In other words, in decisively rejecting the austerity program, Greek voters have found a way to move beyond tragedy and to give an enormous electoral triumph to Syriza.

 

Naomi Klein, in her book The Shock Doctrine, made us all aware of disaster capitalism—”the rapid-fire corporate reengineering of societies still reeling from shock”—which has occurred across the world, from Pinochet’s Chile to post-Katrina New Orleans.

But what about examples of people creating practices and institutions other than capitalism in societies that are reeling from shock, what we might call disaster noncapitalism?

We certainly saw many examples during the First Great Depression in the United States, of which King Vidor’s long-overlooked film is the best cinematic account.

More recently, beginning in 2000, Argentine workers recuperated more than 180 enterprises, thus creating thousands of jobs, forming a broad network of mutual support among the worker-run workplaces, and generating many community projects.

And now, of course, we have Greece’s solidarity movement, which unfortunately has received much less attention in the run-up to Sunday’s election than the fears stoked by those who want us to believe continued austerity is the only option.

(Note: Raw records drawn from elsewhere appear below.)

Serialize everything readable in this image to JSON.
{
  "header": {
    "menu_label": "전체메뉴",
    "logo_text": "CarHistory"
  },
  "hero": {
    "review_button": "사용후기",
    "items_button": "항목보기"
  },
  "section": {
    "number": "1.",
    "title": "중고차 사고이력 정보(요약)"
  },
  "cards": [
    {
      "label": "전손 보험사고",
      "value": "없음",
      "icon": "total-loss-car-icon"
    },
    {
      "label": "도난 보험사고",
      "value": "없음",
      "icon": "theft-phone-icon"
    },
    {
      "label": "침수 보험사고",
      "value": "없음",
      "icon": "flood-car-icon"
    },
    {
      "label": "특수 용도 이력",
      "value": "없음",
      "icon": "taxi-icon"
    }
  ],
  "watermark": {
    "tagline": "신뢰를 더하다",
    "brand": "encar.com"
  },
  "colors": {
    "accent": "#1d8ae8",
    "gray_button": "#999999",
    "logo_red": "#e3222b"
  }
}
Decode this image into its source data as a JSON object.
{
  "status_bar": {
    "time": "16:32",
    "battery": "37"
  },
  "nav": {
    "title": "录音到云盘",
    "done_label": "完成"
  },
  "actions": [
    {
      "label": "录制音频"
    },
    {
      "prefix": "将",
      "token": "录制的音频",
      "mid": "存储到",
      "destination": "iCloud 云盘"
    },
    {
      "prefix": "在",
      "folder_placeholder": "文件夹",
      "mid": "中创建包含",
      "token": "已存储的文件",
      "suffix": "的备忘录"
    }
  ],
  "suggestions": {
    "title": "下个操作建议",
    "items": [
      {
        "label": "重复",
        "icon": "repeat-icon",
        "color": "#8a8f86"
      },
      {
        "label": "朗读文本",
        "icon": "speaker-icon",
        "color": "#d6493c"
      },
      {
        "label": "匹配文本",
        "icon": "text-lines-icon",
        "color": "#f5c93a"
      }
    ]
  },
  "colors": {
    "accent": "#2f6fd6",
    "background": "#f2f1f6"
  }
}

Yes, Greece is a dramatic example of at least some aspects of disaster capitalism, the way a country can be pummeled into submission in order to maintain the privileges of a tiny minority at home and abroad. But it’s also an example of its opposite—of how people are willing to band together, in the worst of circumstances (with soaring unemployment, declining wages, and Draconian cuts to government services), to invent new kinds of economic institutions.

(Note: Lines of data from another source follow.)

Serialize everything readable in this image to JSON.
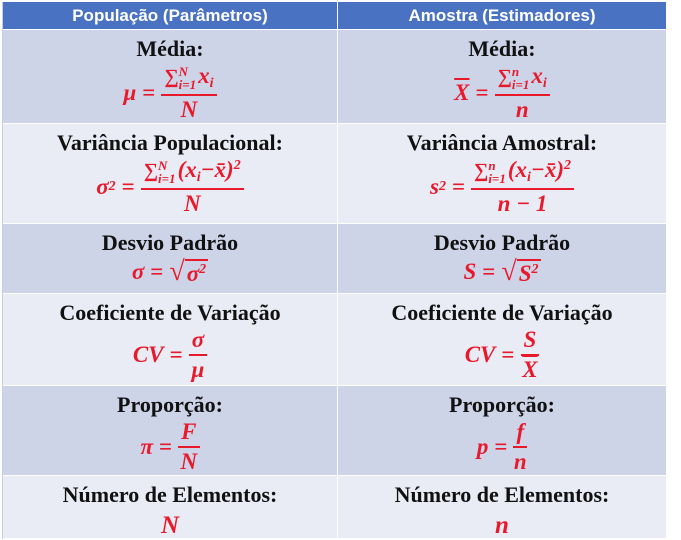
{
  "header": {
    "col1": "População (Parâmetros)",
    "col2": "Amostra (Estimadores)"
  },
  "rows": [
    {
      "left_label": "Média:",
      "right_label": "Média:",
      "left": {
        "lhs": "μ",
        "sum_top": "N",
        "sum_bot": "i=1",
        "term": "x",
        "term_sub": "i",
        "den": "N"
      },
      "right": {
        "lhs": "X",
        "sum_top": "n",
        "sum_bot": "i=1",
        "term": "x",
        "term_sub": "i",
        "den": "n"
      }
    },
    {
      "left_label": "Variância Populacional:",
      "right_label": "Variância Amostral:",
      "left": {
        "lhs": "σ",
        "lhs_sup": "2",
        "sum_top": "N",
        "sum_bot": "i=1",
        "term": "(x",
        "term_sub": "i",
        "term_rest": "−x̄)",
        "term_sup": "2",
        "den": "N"
      },
      "right": {
        "lhs": "s",
        "lhs_sup": "2",
        "sum_top": "n",
        "sum_bot": "i=1",
        "term": "(x",
        "term_sub": "i",
        "term_rest": "−x̄)",
        "term_sup": "2",
        "den": "n − 1"
      }
    },
    {
      "left_label": "Desvio Padrão",
      "right_label": "Desvio Padrão",
      "left": {
        "lhs": "σ",
        "rad": "σ",
        "rad_sup": "2"
      },
      "right": {
        "lhs": "S",
        "rad": "S",
        "rad_sup": "2"
      }
    },
    {
      "left_label": "Coeficiente de Variação",
      "right_label": "Coeficiente de Variação",
      "left": {
        "lhs": "CV",
        "num": "σ",
        "den": "μ"
      },
      "right": {
        "lhs": "CV",
        "num": "S",
        "den": "X"
      }
    },
    {
      "left_label": "Proporção:",
      "right_label": "Proporção:",
      "left": {
        "lhs": "π",
        "num": "F",
        "den": "N"
      },
      "right": {
        "lhs": "p",
        "num": "f",
        "den": "n"
      }
    },
    {
      "left_label": "Número de Elementos:",
      "right_label": "Número de Elementos:",
      "left": {
        "value": "N"
      },
      "right": {
        "value": "n"
      }
    }
  ],
  "equals": "=",
  "sigma": "∑",
  "radical": "√"
}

The Peristeri health centre is one of 40 that have sprung up around Greece since the end of mass anti-austerity protests in 2011. Using donated drugs – state medicine reimbursements have been slashed by half, so even patients with insurance are now paying 70% more for their drugs – and medical equipment (Peristeri’s ultrasound scanner came from a German aid group, its children’s vaccines from France), the 16 clinics in the Greater Athens area alone treat more than 30,000 patients a month.

The clinics in turn are part of a far larger and avowedly political movement of well over 400 citizen-run groups – food solidarity centres, social kitchens, cooperatives, “without middlemen” distribution networks for fresh produce, legal aid hubs, education classes – that has emerged in response to the near-collapse of Greece’s welfare state, and has more than doubled in size in the past three years.

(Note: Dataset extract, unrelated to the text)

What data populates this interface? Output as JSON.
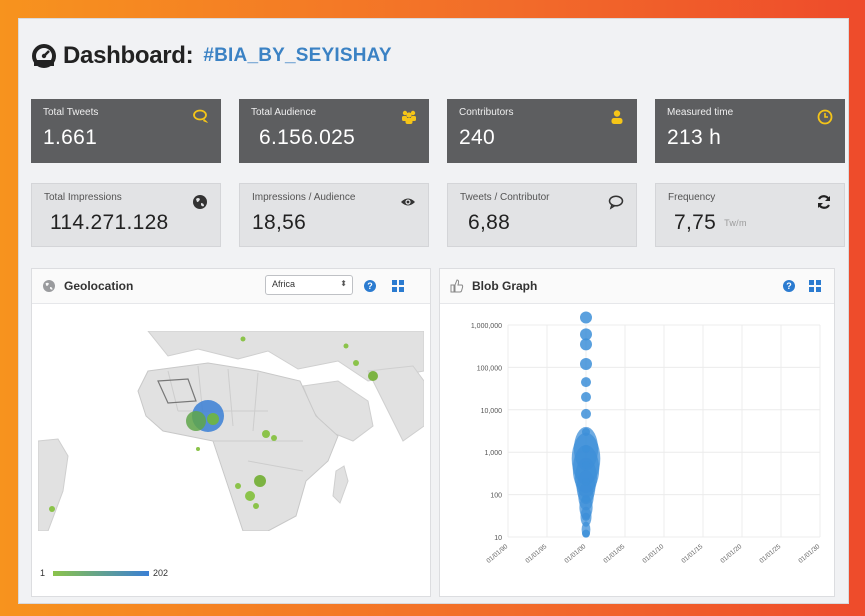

“Because in the end, you know,” said Christos Giovanopoulos in the scruffy, poster-strewn seventh-floor central Athens offices of Solidarity for All, which provides logistical and administrative support to the movement, “politics comes down to individual people’s stories. Does this family have enough to eat? Has this child got the right book he needs for school? Are this couple about to be evicted?”

As well as helping people in difficulty, Giovanopoulos said, Greece’s solidarity movement was fostering “almost a different sense of what politics should be – a politics from the bottom up, that starts with real people’s needs. It’s a practical critique of the empty, top-down, representational politics our traditional parties practise. It’s kind of a whole new model, actually. And it’s working.”

The many successes of disaster noncapitalism in Greece are one of the reasons Syriza has a good chance of winning tomorrow’s election.